Akin said he hopes that perceived shift helps him highlight a record on gun rights, agriculture, health care, taxes and abortion that is "more in contact with the state of Missouri" than McCaskill's record.
The congressman retains a tight-knit campaign of loyalists who view the campaign as a cause. Akin's son is his campaign manager. Akin's wife greeted a reporter at the campaign's sparse campaign headquarters outside St. Louis Tuesday.
Aides call that benefit, but GOP critics call at it an insular bubble, shielding him from reality. National Republican leaders have had almost no direct contact with Akin since he chose to remain in the race.
But the candidate said he is receiving enthusiastic encouragement from grassroots conservative supporters who he acknowledged grew more his campaign following the controversy over his remarks.
"The firestorm was a little bit like a tornado," Akin said. "It spins everything around and shakes it up and it leaves things different. And in its wake we felt a tremendous sense of grassroots support and kind of a chill from the party leadership, so it's kind of a 'both and' situation, very unique. I haven't been in the middle of something like that before."
Local GOP campaign consultants say Akin's fundraising since his statement and his spending on apology ads, along with National Republican Senatorial Committee and outside groups pledging to cut off financial support for his campaign, leave him without the funds he needs to compete with McCaskill through November.

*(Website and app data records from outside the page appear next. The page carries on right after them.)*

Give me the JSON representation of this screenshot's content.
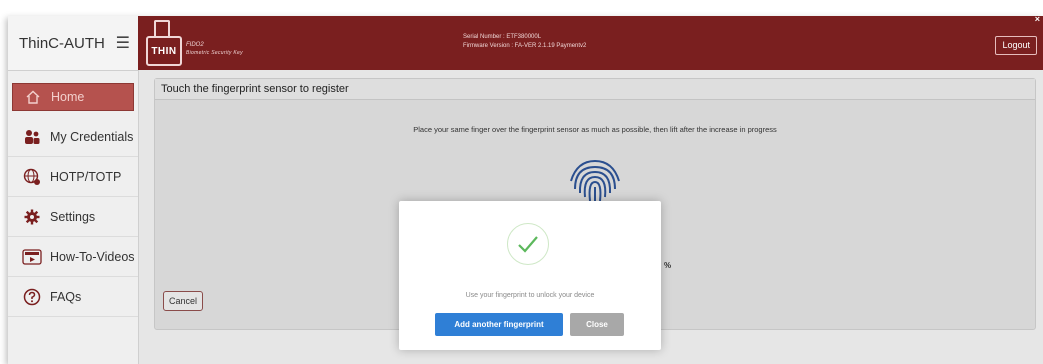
{
  "app": {
    "name": "ThinC-AUTH"
  },
  "brand": {
    "logo_text": "THIN",
    "line1": "FIDO2",
    "line2": "Biometric Security Key"
  },
  "header": {
    "serial_line": "Serial Number    : ETF380000L",
    "firmware_line": "Firmware Version : FA-VER 2.1.19 Paymentv2",
    "logout_label": "Logout",
    "close_glyph": "×"
  },
  "sidebar": {
    "items": [
      {
        "label": "Home",
        "icon": "home-icon",
        "active": true
      },
      {
        "label": "My Credentials",
        "icon": "users-icon"
      },
      {
        "label": "HOTP/TOTP",
        "icon": "globe-icon"
      },
      {
        "label": "Settings",
        "icon": "gear-icon"
      },
      {
        "label": "How-To-Videos",
        "icon": "video-icon"
      },
      {
        "label": "FAQs",
        "icon": "question-icon"
      }
    ]
  },
  "panel": {
    "title": "Touch the fingerprint sensor to register",
    "instruction": "Place your same finger over the fingerprint sensor as much as possible, then lift after the increase in progress",
    "percent_text": "%",
    "cancel_label": "Cancel"
  },
  "modal": {
    "message": "Use your fingerprint to unlock your device",
    "add_label": "Add another fingerprint",
    "close_label": "Close"
  },
  "colors": {
    "header_bg": "#7a1f1f",
    "active_nav": "#b5524e",
    "primary_button": "#2f7fd6",
    "secondary_button": "#a8a8a8",
    "check_green": "#5cb85c"
  }
}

Akin partly sidestepped questions about his campaign finances, noting he was also outspent in the fractious, three-way GOP primary earlier this month. "In terms of the $5 and $10 and $15 contributions we've done very well, and I don't see any particular reason why that would stop," he said. Akin said that his donors previously "tended to be more in-state" before the controversy, "where now it's more from out-of-state as well."

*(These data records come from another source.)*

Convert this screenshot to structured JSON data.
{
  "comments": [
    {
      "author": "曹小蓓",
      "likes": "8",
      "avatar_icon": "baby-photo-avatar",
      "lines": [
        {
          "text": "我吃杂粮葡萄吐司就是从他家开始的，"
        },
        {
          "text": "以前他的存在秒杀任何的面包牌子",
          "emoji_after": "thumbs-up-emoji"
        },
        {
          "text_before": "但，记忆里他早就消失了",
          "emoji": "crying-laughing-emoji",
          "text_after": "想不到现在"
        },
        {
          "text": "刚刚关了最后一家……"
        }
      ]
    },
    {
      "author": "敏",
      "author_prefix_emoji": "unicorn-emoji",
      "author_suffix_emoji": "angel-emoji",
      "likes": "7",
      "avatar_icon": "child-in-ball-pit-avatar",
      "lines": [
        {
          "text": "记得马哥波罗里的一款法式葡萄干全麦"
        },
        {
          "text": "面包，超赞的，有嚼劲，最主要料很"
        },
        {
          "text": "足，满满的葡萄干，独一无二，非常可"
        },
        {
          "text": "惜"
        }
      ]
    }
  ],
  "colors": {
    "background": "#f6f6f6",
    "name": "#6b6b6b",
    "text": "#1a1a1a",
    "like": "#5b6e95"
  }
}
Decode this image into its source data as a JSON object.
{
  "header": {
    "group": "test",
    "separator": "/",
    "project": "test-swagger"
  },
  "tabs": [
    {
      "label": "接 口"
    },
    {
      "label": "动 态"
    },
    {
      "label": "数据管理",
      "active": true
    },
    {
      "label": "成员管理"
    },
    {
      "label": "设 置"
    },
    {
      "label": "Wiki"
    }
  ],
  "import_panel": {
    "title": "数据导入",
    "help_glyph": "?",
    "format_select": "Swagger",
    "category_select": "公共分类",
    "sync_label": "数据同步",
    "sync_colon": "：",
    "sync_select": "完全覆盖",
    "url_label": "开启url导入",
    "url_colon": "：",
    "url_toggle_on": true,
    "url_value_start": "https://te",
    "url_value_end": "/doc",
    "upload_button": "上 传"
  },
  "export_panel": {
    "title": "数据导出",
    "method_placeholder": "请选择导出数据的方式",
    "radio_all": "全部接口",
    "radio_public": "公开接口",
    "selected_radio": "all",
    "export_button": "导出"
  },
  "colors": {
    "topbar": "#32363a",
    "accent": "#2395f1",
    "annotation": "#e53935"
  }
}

Akin also appears to be taking a more cautious approach in his dealings with the press. "We're also getting some lessons that dealing with media a little different as well," Akin said. "It's just a much more sensitive environment and any slip-up comes at a high cost."

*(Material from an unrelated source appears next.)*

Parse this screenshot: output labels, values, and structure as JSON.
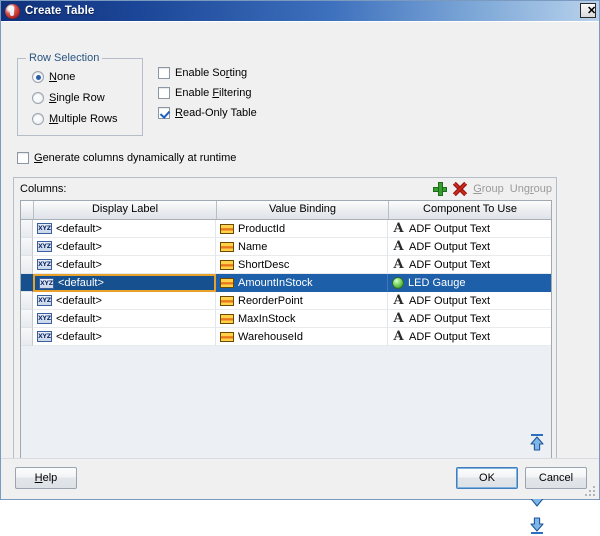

Asked about the personal impact of the controversy, Akin said he is less bothered by the sudden political notoriety, which he called part of politics, than death and rape threats, including at least one under FBI investigation. "They get your attention," he said.
While regularly criticizing Akin on policy grounds this week, McCaskill has not highlighted his remark on abortion. Clearly sharing Akin's desire that his campaign continue, McCaskill has used similar language to Akin in warning against "party bosses" outside Missouri dictating the GOP Senate nominee.
Akin laughed off that piece of mutual interest. "I am afraid the honeymoon may be short lived," he said.
Akin has several campaign events outside Kansas City Friday, including a media availability in the evening.